The Marmalade Jelly Bomb is the last of the 4 recently released jelly bombs that I have yet to review. At first I really wasn’t sold on the idea behind the jelly bomb however after trying and enjoying The Big Sleep, Green Coconut and Dark Arts jelly bombs I was eager to try out Marmalade. When the information on these 4 jelly bombs leaked online, I admit that out of the 4 of them I was most excited to try Marmalade as I am a sucker for anything citrus.
Including a long list of brightening, uplifting and awakening ingredients – Brazilian orange, grapefruit and orange flower absolute to name just a few, I was so sure that sharing a bath with the Marmalade jelly bomb was going to be an amazing experience.
When my postman delivered my parcel containing the Marmalade jelly bomb I opened it up and was instantly greeted with a very bitter and sharp citrus scent, it wasn’t what I was expecting at all. The grapefruit in the Marmalade jelly bomb was completely different from what I had grown to love throughout the use of the Frozen bath bomb. The Marmalade jelly bomb’s scent is very intense, so much so that I was hoping that the scent dampened down somewhat once put into the bath water.
Unlike the other 3 jelly bombs Marmalade has an extra hidden treat, inside is several chunks of orange slice reminiscent of the, The Sicilian bath bomb. As Marmalade comes into contact with your bath water it begins to ferociously hiss, sending a thin layer of small orange bubbles with a jelly like foam consistency across the waters surface. It was at this point that I realised the scent of Marmalade wasn’t going to dampen down, instead of the bath water diluting the jelly bombs scent it in fact strengthened it. It was at this point that I realised I’d finally come across a citrus based Lush product that I didn’t like.
I called my husbands name, I have very unstable joints so need assistance when getting in and out of the bath, I didn’t want to stay in the bath or the bathroom for another second. With the jelly bombs I advise being in the bath when you use them, this is because as the jelly forms it can make the bath quite slippery.
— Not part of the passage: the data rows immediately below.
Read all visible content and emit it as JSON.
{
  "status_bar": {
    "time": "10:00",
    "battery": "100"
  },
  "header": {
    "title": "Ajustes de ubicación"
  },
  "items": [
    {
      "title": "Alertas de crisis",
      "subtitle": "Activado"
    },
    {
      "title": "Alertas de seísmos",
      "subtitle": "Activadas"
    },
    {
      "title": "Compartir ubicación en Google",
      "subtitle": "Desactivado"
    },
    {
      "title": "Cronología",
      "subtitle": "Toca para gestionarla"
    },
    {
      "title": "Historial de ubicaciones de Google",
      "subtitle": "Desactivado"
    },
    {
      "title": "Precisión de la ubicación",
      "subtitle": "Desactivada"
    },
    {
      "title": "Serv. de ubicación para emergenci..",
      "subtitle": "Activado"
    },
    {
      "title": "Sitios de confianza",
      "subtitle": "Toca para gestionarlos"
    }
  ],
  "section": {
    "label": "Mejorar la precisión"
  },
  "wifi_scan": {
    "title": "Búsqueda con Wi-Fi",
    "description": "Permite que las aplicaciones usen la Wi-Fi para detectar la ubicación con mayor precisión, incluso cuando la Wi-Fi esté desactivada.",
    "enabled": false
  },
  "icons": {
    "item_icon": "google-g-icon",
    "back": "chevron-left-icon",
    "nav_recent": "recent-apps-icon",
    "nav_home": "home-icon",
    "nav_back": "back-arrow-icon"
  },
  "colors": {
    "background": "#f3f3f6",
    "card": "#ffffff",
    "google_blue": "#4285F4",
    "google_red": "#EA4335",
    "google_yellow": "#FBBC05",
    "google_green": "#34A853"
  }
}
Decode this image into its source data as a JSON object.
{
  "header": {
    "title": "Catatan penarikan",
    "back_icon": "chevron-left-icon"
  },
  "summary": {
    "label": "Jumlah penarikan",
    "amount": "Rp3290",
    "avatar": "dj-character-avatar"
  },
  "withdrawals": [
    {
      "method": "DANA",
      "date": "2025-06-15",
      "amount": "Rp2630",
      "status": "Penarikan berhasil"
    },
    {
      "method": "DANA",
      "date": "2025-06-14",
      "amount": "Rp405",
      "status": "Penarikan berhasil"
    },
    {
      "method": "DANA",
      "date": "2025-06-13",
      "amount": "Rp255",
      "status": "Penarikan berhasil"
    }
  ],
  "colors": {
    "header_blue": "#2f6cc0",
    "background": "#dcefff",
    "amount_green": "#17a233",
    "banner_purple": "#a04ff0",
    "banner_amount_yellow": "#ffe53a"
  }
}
I find that the slippery surface does however disappear as the jelly slowly dissolves into water. I got out and because I hadn’t given the jelly a chance to dissolve the bath tub needed a good hose down.
Even though I was only in the water with the Marmalade jelly bomb for a few minutes I did notice how soft and hydrated my legs felt once out. If you can stomach this jelly bombs scent then I’d definitely recommend it if you have dry skin, the effect the seaweed based sodium alginate ingredient within the new jelly bombs has on your skin is like nothing I have experienced while using Lush before. Each of the jelly bombs have left my skin in the perfect condition. Soft, hydrated and bright.
I personally won’t be using the Marmalade jelly bomb again based just on its scent. Unfortunately it’s just not a scent I enjoy. I get a lot of comments on my Instagram account saying that I ‘big up’ all of the Lush products regardless of how I actually feel about them. This isn’t true at all, I always tell the truth and I guess this post is proof. It’s not often I dislike a Lush product but sadly when it comes down to the Marmalade jelly bomb I’m not keen. It does have good qualities too and I have mentioned them above, scent is however very important to me when it comes down to Lush products so on scent alone I won’t be buying this jelly bomb again.